» **WHAT THE EXERCISE ASKS**: The entries below should be set down again exactly, with every picture left out.

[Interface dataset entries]
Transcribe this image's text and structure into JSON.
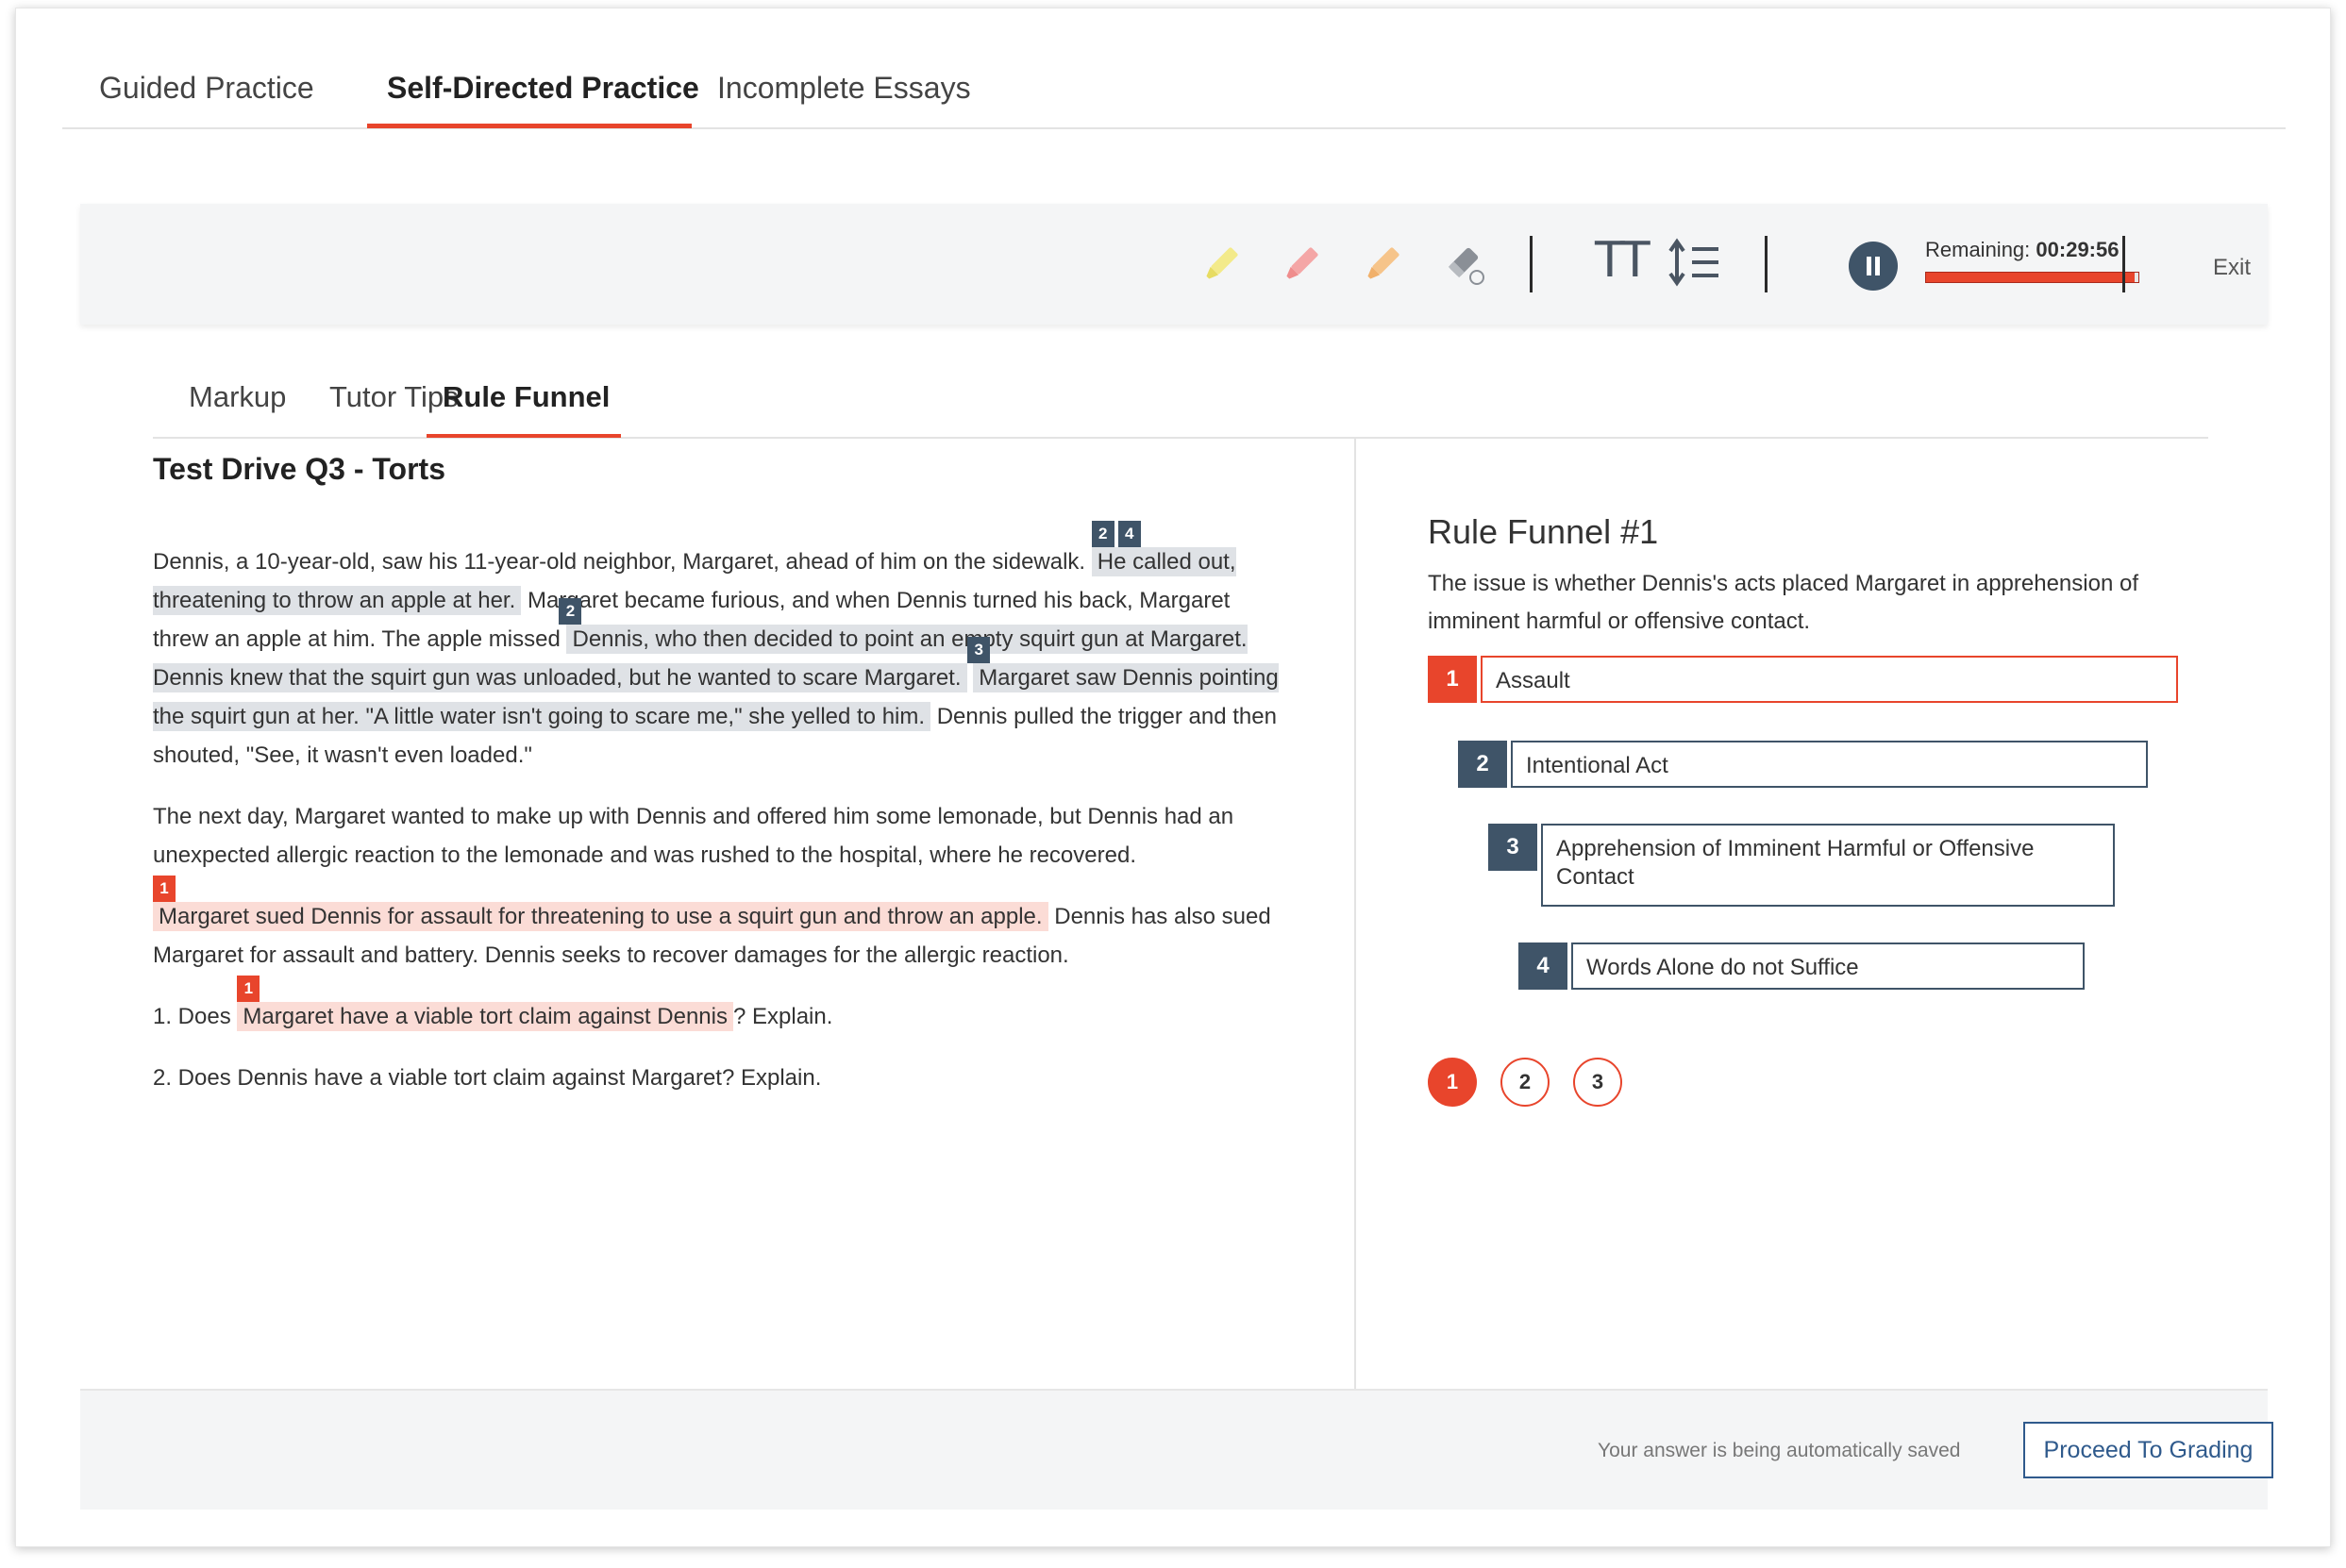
{
  "colors": {
    "accent": "#e8452c",
    "navy": "#3f5468",
    "link_blue": "#2f5a8c",
    "highlight_gray": "#dfe2e6",
    "highlight_pink": "#fbdcd6"
  },
  "top_tabs": [
    {
      "label": "Guided Practice"
    },
    {
      "label": "Self-Directed Practice",
      "active": true
    },
    {
      "label": "Incomplete Essays"
    }
  ],
  "toolbar": {
    "icons": [
      "yellow-highlighter-icon",
      "pink-highlighter-icon",
      "orange-highlighter-icon",
      "eraser-icon",
      "text-size-icon",
      "line-spacing-icon",
      "pause-icon"
    ],
    "text_size_glyph": "TT",
    "remaining_label": "Remaining:",
    "remaining_time": "00:29:56",
    "timer_progress": 0.98,
    "exit_label": "Exit"
  },
  "sub_tabs": [
    {
      "label": "Markup"
    },
    {
      "label": "Tutor Tips"
    },
    {
      "label": "Rule Funnel",
      "active": true
    }
  ],
  "question": {
    "title": "Test Drive Q3 - Torts",
    "p1": {
      "t1": "Dennis, a 10-year-old, saw his 11-year-old neighbor, Margaret, ahead of him on the sidewalk.",
      "h1": "He called out, threatening to throw an apple at her.",
      "h1_markers": [
        "2",
        "4"
      ],
      "t2": "Margaret became furious, and when Dennis turned his back, Margaret threw an apple at him. The apple missed",
      "h2": "Dennis, who then decided to point an empty squirt gun at Margaret. Dennis knew that the squirt gun was unloaded, but he wanted to scare Margaret.",
      "h2_marker": "2",
      "h3": "Margaret saw Dennis pointing the squirt gun at her. \"A little water isn't going to scare me,\" she yelled to him.",
      "h3_marker": "3",
      "t3": "Dennis pulled the trigger and then shouted, \"See, it wasn't even loaded.\""
    },
    "p2": "The next day, Margaret wanted to make up with Dennis and offered him some lemonade, but Dennis had an unexpected allergic reaction to the lemonade and was rushed to the hospital, where he recovered.",
    "p3": {
      "h": "Margaret sued Dennis for assault for threatening to use a squirt gun and throw an apple.",
      "marker": "1",
      "t": "Dennis has also sued Margaret for assault and battery. Dennis seeks to recover damages for the allergic reaction."
    },
    "q1": {
      "pre": "1. Does",
      "h": "Margaret have a viable tort claim against Dennis",
      "marker": "1",
      "post": "? Explain."
    },
    "q2": "2. Does Dennis have a viable tort claim against Margaret? Explain."
  },
  "rule_funnel": {
    "title": "Rule Funnel #1",
    "issue": "The issue is whether Dennis's acts placed Margaret in apprehension of imminent harmful or offensive contact.",
    "items": [
      {
        "num": "1",
        "text": "Assault"
      },
      {
        "num": "2",
        "text": "Intentional Act"
      },
      {
        "num": "3",
        "text": "Apprehension of Imminent Harmful or Offensive Contact"
      },
      {
        "num": "4",
        "text": "Words Alone do not Suffice"
      }
    ],
    "pages": [
      "1",
      "2",
      "3"
    ],
    "active_page": "1"
  },
  "footer": {
    "saved_message": "Your answer is being automatically saved",
    "proceed_label": "Proceed To Grading"
  }
}
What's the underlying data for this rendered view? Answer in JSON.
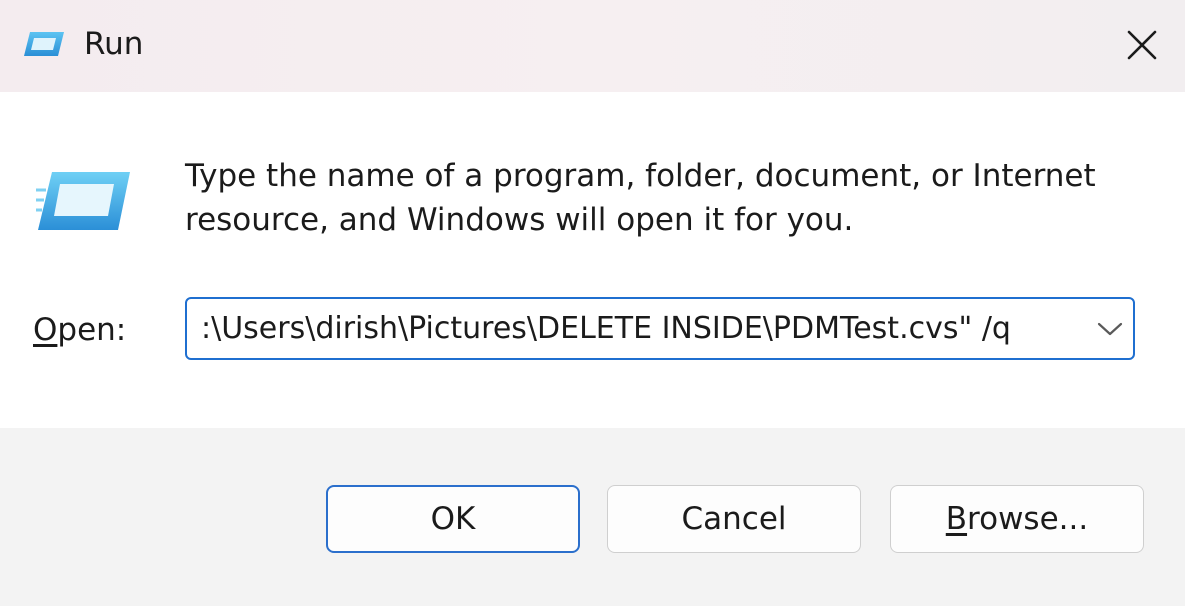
{
  "window": {
    "title": "Run",
    "icon": "run-icon",
    "close_icon": "close-icon"
  },
  "content": {
    "description": "Type the name of a program, folder, document, or Internet resource, and Windows will open it for you.",
    "open_label_accel": "O",
    "open_label_rest": "pen:",
    "open_value": ":\\Users\\dirish\\Pictures\\DELETE INSIDE\\PDMTest.cvs\" /q",
    "dropdown_icon": "chevron-down-icon"
  },
  "buttons": {
    "ok": "OK",
    "cancel": "Cancel",
    "browse_accel": "B",
    "browse_rest": "rowse..."
  },
  "colors": {
    "accent": "#1f6fd0",
    "icon_blue": "#3aa0e0",
    "footer_bg": "#f3f3f3"
  }
}
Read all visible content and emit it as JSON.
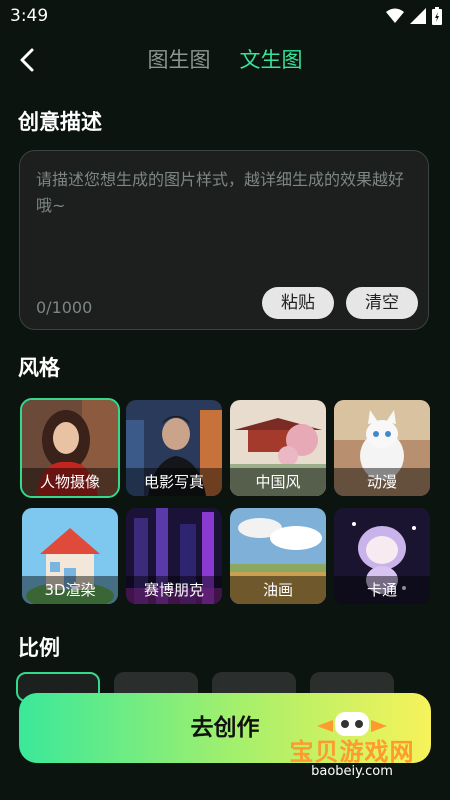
{
  "status": {
    "time": "3:49"
  },
  "header": {
    "tabs": [
      {
        "label": "图生图",
        "active": false
      },
      {
        "label": "文生图",
        "active": true
      }
    ]
  },
  "description": {
    "title": "创意描述",
    "placeholder": "请描述您想生成的图片样式，越详细生成的效果越好哦~",
    "counter": "0/1000",
    "paste_label": "粘贴",
    "clear_label": "清空"
  },
  "style": {
    "title": "风格",
    "items": [
      {
        "label": "人物摄像",
        "selected": true
      },
      {
        "label": "电影写真",
        "selected": false
      },
      {
        "label": "中国风",
        "selected": false
      },
      {
        "label": "动漫",
        "selected": false
      },
      {
        "label": "3D渲染",
        "selected": false
      },
      {
        "label": "赛博朋克",
        "selected": false
      },
      {
        "label": "油画",
        "selected": false
      },
      {
        "label": "卡通",
        "selected": false
      }
    ]
  },
  "ratio": {
    "title": "比例"
  },
  "create_label": "去创作",
  "watermark": {
    "text": "宝贝游戏网",
    "url": "baobeiy.com"
  },
  "colors": {
    "accent": "#38e39a",
    "background": "#0b140f"
  }
}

» **ANSWER TO THE EXERCISE**:
Transcribe this image's text and structure into JSON.
{
  "colors": {
    "accent": "#e8452c",
    "navy": "#3f5468",
    "link_blue": "#2f5a8c",
    "highlight_gray": "#dfe2e6",
    "highlight_pink": "#fbdcd6"
  },
  "top_tabs": [
    {
      "label": "Guided Practice"
    },
    {
      "label": "Self-Directed Practice",
      "active": true
    },
    {
      "label": "Incomplete Essays"
    }
  ],
  "toolbar": {
    "icons": [
      "yellow-highlighter-icon",
      "pink-highlighter-icon",
      "orange-highlighter-icon",
      "eraser-icon",
      "text-size-icon",
      "line-spacing-icon",
      "pause-icon"
    ],
    "text_size_glyph": "TT",
    "remaining_label": "Remaining:",
    "remaining_time": "00:29:56",
    "timer_progress": 0.98,
    "exit_label": "Exit"
  },
  "sub_tabs": [
    {
      "label": "Markup"
    },
    {
      "label": "Tutor Tips"
    },
    {
      "label": "Rule Funnel",
      "active": true
    }
  ],
  "question": {
    "title": "Test Drive Q3 - Torts",
    "p1": {
      "t1": "Dennis, a 10-year-old, saw his 11-year-old neighbor, Margaret, ahead of him on the sidewalk.",
      "h1": "He called out, threatening to throw an apple at her.",
      "h1_markers": [
        "2",
        "4"
      ],
      "t2": "Margaret became furious, and when Dennis turned his back, Margaret threw an apple at him. The apple missed",
      "h2": "Dennis, who then decided to point an empty squirt gun at Margaret. Dennis knew that the squirt gun was unloaded, but he wanted to scare Margaret.",
      "h2_marker": "2",
      "h3": "Margaret saw Dennis pointing the squirt gun at her. \"A little water isn't going to scare me,\" she yelled to him.",
      "h3_marker": "3",
      "t3": "Dennis pulled the trigger and then shouted, \"See, it wasn't even loaded.\""
    },
    "p2": "The next day, Margaret wanted to make up with Dennis and offered him some lemonade, but Dennis had an unexpected allergic reaction to the lemonade and was rushed to the hospital, where he recovered.",
    "p3": {
      "h": "Margaret sued Dennis for assault for threatening to use a squirt gun and throw an apple.",
      "marker": "1",
      "t": "Dennis has also sued Margaret for assault and battery. Dennis seeks to recover damages for the allergic reaction."
    },
    "q1": {
      "pre": "1. Does",
      "h": "Margaret have a viable tort claim against Dennis",
      "marker": "1",
      "post": "? Explain."
    },
    "q2": "2. Does Dennis have a viable tort claim against Margaret? Explain."
  },
  "rule_funnel": {
    "title": "Rule Funnel #1",
    "issue": "The issue is whether Dennis's acts placed Margaret in apprehension of imminent harmful or offensive contact.",
    "items": [
      {
        "num": "1",
        "text": "Assault"
      },
      {
        "num": "2",
        "text": "Intentional Act"
      },
      {
        "num": "3",
        "text": "Apprehension of Imminent Harmful or Offensive Contact"
      },
      {
        "num": "4",
        "text": "Words Alone do not Suffice"
      }
    ],
    "pages": [
      "1",
      "2",
      "3"
    ],
    "active_page": "1"
  },
  "footer": {
    "saved_message": "Your answer is being automatically saved",
    "proceed_label": "Proceed To Grading"
  }
}
What's the underlying data for this rendered view? Answer in JSON.
{
  "window": {
    "title": "Run",
    "icon": "run-icon",
    "close_icon": "close-icon"
  },
  "content": {
    "description": "Type the name of a program, folder, document, or Internet resource, and Windows will open it for you.",
    "open_label_accel": "O",
    "open_label_rest": "pen:",
    "open_value": ":\\Users\\dirish\\Pictures\\DELETE INSIDE\\PDMTest.cvs\" /q",
    "dropdown_icon": "chevron-down-icon"
  },
  "buttons": {
    "ok": "OK",
    "cancel": "Cancel",
    "browse_accel": "B",
    "browse_rest": "rowse..."
  },
  "colors": {
    "accent": "#1f6fd0",
    "icon_blue": "#3aa0e0",
    "footer_bg": "#f3f3f3"
  }
}
Read all visible content and emit it as JSON.
{
  "status": {
    "time": "3:49"
  },
  "header": {
    "tabs": [
      {
        "label": "图生图",
        "active": false
      },
      {
        "label": "文生图",
        "active": true
      }
    ]
  },
  "description": {
    "title": "创意描述",
    "placeholder": "请描述您想生成的图片样式，越详细生成的效果越好哦~",
    "counter": "0/1000",
    "paste_label": "粘贴",
    "clear_label": "清空"
  },
  "style": {
    "title": "风格",
    "items": [
      {
        "label": "人物摄像",
        "selected": true
      },
      {
        "label": "电影写真",
        "selected": false
      },
      {
        "label": "中国风",
        "selected": false
      },
      {
        "label": "动漫",
        "selected": false
      },
      {
        "label": "3D渲染",
        "selected": false
      },
      {
        "label": "赛博朋克",
        "selected": false
      },
      {
        "label": "油画",
        "selected": false
      },
      {
        "label": "卡通",
        "selected": false
      }
    ]
  },
  "ratio": {
    "title": "比例"
  },
  "create_label": "去创作",
  "watermark": {
    "text": "宝贝游戏网",
    "url": "baobeiy.com"
  },
  "colors": {
    "accent": "#38e39a",
    "background": "#0b140f"
  }
}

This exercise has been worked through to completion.